[Start of section]

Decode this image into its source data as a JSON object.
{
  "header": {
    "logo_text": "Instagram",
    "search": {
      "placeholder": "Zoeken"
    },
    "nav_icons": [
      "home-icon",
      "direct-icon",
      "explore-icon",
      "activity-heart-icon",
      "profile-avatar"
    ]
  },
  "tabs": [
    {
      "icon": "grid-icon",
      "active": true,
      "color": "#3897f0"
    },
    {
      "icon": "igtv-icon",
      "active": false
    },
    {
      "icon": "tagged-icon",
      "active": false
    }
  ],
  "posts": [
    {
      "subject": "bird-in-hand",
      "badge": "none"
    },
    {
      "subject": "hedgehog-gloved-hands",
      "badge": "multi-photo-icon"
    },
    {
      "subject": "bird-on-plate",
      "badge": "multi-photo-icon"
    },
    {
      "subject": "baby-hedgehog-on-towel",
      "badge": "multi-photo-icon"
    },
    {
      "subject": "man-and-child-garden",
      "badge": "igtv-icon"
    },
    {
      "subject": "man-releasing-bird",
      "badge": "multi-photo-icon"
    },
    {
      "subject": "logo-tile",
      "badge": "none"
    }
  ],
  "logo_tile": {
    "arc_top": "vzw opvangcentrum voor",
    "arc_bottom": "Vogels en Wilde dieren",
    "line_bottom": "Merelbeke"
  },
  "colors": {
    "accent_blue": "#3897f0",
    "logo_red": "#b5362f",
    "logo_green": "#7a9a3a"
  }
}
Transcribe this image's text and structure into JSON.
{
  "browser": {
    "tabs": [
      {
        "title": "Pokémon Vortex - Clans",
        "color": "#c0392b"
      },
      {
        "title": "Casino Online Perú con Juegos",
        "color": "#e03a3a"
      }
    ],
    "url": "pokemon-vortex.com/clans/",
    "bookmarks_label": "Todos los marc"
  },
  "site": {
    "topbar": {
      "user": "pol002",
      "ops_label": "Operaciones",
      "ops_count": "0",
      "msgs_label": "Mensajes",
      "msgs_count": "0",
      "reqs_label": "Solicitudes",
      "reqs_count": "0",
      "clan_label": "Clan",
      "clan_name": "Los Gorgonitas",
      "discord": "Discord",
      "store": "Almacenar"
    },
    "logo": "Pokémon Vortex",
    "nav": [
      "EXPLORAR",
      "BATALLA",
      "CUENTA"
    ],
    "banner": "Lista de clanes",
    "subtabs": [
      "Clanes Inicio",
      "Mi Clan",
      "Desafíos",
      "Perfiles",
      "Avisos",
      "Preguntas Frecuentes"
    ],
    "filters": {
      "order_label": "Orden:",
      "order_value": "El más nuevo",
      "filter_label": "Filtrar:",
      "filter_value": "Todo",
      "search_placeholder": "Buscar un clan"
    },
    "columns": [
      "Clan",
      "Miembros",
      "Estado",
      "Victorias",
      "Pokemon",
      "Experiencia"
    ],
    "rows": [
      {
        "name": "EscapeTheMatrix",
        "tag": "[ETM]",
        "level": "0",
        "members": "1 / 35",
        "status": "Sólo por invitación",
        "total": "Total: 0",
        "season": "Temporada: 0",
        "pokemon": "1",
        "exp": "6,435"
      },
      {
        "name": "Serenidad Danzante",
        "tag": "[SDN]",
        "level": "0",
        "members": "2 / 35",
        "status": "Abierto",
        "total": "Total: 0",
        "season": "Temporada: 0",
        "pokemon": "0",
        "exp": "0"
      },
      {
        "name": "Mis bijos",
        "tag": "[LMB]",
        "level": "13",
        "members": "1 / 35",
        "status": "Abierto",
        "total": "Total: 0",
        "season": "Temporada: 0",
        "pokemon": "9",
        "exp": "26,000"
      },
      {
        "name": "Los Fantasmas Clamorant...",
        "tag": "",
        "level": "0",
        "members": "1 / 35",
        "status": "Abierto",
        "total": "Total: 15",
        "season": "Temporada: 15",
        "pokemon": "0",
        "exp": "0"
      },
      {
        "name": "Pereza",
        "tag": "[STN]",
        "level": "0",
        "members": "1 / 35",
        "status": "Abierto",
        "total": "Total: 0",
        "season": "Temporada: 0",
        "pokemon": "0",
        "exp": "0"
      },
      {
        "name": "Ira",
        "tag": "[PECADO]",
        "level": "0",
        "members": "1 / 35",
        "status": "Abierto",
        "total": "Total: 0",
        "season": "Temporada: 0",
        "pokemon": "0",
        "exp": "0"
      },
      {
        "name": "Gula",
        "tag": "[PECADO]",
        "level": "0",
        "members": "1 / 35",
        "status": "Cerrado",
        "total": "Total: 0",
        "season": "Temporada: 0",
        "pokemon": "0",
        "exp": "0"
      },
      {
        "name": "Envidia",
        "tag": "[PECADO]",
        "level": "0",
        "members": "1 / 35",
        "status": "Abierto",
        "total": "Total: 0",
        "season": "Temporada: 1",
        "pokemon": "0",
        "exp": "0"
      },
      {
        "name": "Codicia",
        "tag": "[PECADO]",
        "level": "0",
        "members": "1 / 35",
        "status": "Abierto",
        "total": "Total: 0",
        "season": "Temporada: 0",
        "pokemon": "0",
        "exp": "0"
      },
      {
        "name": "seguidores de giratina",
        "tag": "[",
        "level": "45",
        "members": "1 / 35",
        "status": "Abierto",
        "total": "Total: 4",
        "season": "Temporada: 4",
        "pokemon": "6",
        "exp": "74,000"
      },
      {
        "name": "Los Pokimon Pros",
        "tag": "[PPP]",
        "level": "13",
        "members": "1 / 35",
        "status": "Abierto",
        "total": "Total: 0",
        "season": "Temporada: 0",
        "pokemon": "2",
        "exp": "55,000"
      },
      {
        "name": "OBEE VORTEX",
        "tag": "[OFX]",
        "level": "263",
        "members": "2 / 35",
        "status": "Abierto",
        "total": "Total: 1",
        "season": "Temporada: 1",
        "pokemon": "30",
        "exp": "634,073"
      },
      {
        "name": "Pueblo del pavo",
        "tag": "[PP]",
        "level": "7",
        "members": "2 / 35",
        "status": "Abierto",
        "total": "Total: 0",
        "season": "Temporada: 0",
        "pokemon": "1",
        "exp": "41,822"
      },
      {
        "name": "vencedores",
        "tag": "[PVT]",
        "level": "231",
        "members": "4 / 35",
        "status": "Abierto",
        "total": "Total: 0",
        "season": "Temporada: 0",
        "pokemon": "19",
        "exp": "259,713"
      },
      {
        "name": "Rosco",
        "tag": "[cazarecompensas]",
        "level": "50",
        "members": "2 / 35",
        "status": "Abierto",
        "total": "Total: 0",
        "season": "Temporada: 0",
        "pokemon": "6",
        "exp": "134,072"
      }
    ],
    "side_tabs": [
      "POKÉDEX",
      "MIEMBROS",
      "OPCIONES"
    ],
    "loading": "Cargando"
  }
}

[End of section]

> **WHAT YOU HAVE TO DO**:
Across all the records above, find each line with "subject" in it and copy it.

> **RESULT BELOW**:
      "subject": "bird-in-hand",
      "subject": "hedgehog-gloved-hands",
      "subject": "bird-on-plate",
      "subject": "baby-hedgehog-on-towel",
      "subject": "man-and-child-garden",
      "subject": "man-releasing-bird",
      "subject": "logo-tile",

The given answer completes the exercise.